Copy out all the lines in the records that include the word "Projects".

• **EXERCISE DATA**
────
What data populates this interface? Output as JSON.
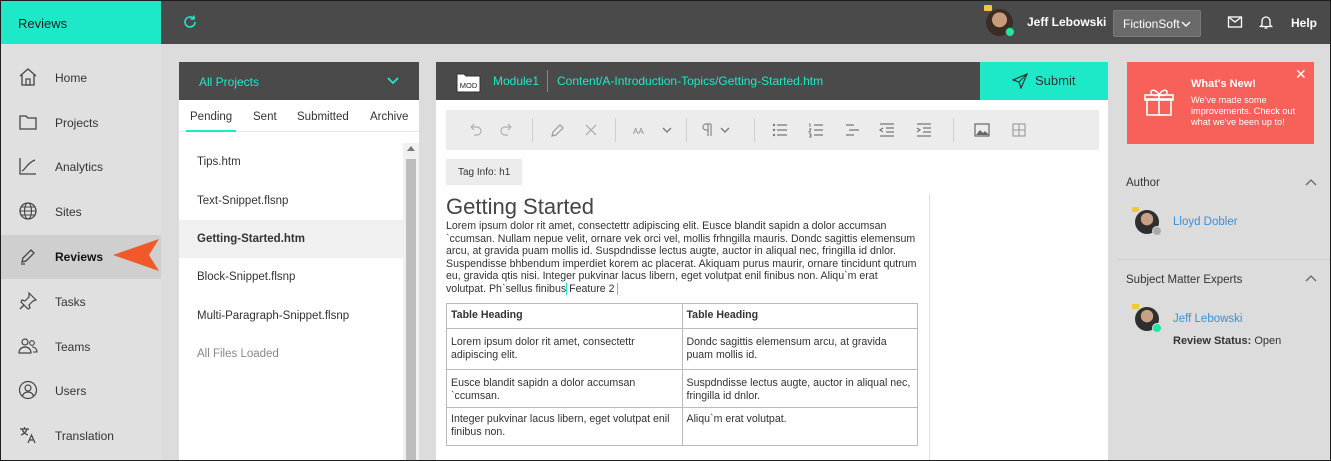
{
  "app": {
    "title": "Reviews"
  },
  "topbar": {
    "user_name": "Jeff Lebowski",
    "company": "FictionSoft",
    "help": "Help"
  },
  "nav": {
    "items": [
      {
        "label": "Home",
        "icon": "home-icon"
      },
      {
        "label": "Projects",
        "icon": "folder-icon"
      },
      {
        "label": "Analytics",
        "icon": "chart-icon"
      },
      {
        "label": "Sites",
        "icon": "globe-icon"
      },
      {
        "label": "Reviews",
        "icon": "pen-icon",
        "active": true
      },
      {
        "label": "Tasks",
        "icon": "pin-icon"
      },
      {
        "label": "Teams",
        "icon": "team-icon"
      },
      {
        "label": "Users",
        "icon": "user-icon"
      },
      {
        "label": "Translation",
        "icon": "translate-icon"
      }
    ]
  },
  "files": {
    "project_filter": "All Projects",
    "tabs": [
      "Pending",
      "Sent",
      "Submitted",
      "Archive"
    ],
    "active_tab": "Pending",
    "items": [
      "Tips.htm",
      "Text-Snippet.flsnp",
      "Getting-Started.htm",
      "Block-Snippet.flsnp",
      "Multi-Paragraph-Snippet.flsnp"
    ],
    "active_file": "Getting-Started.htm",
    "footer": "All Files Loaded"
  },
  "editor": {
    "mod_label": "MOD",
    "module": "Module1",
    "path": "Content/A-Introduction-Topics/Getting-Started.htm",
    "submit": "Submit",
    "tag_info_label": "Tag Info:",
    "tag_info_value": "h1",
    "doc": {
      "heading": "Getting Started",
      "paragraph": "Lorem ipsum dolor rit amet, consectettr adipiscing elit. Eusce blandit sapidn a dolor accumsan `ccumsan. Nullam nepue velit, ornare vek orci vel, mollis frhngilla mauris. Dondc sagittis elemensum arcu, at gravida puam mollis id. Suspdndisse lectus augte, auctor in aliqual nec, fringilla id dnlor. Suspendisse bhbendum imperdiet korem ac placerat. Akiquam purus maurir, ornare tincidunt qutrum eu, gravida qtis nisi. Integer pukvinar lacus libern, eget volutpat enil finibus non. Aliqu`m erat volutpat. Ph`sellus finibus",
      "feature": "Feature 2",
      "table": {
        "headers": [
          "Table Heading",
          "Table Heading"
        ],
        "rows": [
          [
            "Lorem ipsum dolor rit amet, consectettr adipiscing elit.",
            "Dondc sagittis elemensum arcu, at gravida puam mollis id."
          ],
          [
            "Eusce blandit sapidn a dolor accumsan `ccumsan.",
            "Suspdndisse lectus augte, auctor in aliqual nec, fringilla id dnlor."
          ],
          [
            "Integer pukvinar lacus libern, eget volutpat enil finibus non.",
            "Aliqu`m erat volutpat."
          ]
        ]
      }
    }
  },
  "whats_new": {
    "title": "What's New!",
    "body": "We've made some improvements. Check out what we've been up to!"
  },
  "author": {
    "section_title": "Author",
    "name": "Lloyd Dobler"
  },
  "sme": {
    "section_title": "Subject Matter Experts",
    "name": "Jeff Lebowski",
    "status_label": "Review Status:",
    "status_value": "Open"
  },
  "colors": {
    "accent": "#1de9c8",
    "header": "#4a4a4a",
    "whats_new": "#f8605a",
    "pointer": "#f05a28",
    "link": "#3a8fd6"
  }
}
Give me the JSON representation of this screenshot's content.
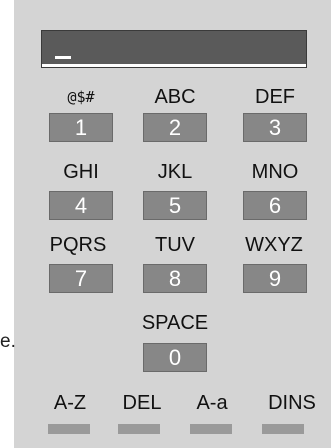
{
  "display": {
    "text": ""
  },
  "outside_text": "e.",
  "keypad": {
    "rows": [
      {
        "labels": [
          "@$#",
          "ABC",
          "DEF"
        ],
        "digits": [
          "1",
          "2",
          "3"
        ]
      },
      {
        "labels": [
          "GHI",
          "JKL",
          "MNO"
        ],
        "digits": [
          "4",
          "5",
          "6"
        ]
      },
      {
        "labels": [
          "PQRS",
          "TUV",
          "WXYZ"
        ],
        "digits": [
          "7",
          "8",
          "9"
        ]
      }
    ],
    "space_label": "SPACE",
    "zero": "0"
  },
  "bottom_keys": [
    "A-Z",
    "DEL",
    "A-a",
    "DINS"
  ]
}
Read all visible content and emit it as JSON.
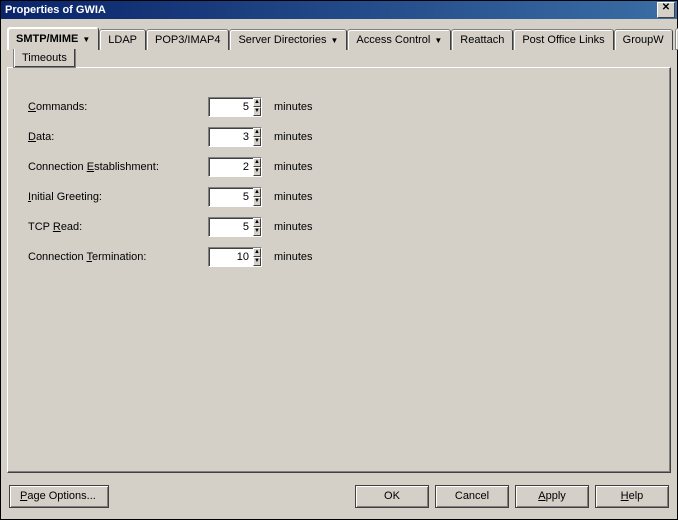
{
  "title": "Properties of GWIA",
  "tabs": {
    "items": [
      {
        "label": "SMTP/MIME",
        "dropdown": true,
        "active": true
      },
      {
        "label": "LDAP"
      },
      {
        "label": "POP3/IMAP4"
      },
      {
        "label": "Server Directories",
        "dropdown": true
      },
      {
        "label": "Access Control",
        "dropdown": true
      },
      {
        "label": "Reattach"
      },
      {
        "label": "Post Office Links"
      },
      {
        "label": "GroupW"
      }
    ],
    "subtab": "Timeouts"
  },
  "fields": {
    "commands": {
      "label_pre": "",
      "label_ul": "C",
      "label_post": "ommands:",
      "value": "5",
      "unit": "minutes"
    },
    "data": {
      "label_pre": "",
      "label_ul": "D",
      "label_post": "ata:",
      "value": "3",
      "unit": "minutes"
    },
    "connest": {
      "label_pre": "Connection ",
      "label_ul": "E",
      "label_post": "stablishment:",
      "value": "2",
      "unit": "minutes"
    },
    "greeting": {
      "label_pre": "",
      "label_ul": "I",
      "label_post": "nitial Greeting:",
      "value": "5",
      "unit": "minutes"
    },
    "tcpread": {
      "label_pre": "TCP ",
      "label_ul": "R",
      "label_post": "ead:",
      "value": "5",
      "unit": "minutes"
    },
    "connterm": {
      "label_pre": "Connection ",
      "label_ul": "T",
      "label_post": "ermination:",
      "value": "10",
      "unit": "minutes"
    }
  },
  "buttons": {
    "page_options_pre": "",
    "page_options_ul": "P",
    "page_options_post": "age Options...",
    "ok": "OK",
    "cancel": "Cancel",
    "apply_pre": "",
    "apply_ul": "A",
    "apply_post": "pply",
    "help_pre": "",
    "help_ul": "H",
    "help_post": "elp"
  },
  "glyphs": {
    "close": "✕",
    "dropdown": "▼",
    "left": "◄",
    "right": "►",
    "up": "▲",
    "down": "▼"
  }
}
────
• **FINISHED EXERCISE**
        "label": "Projects",
    "project_filter": "All Projects",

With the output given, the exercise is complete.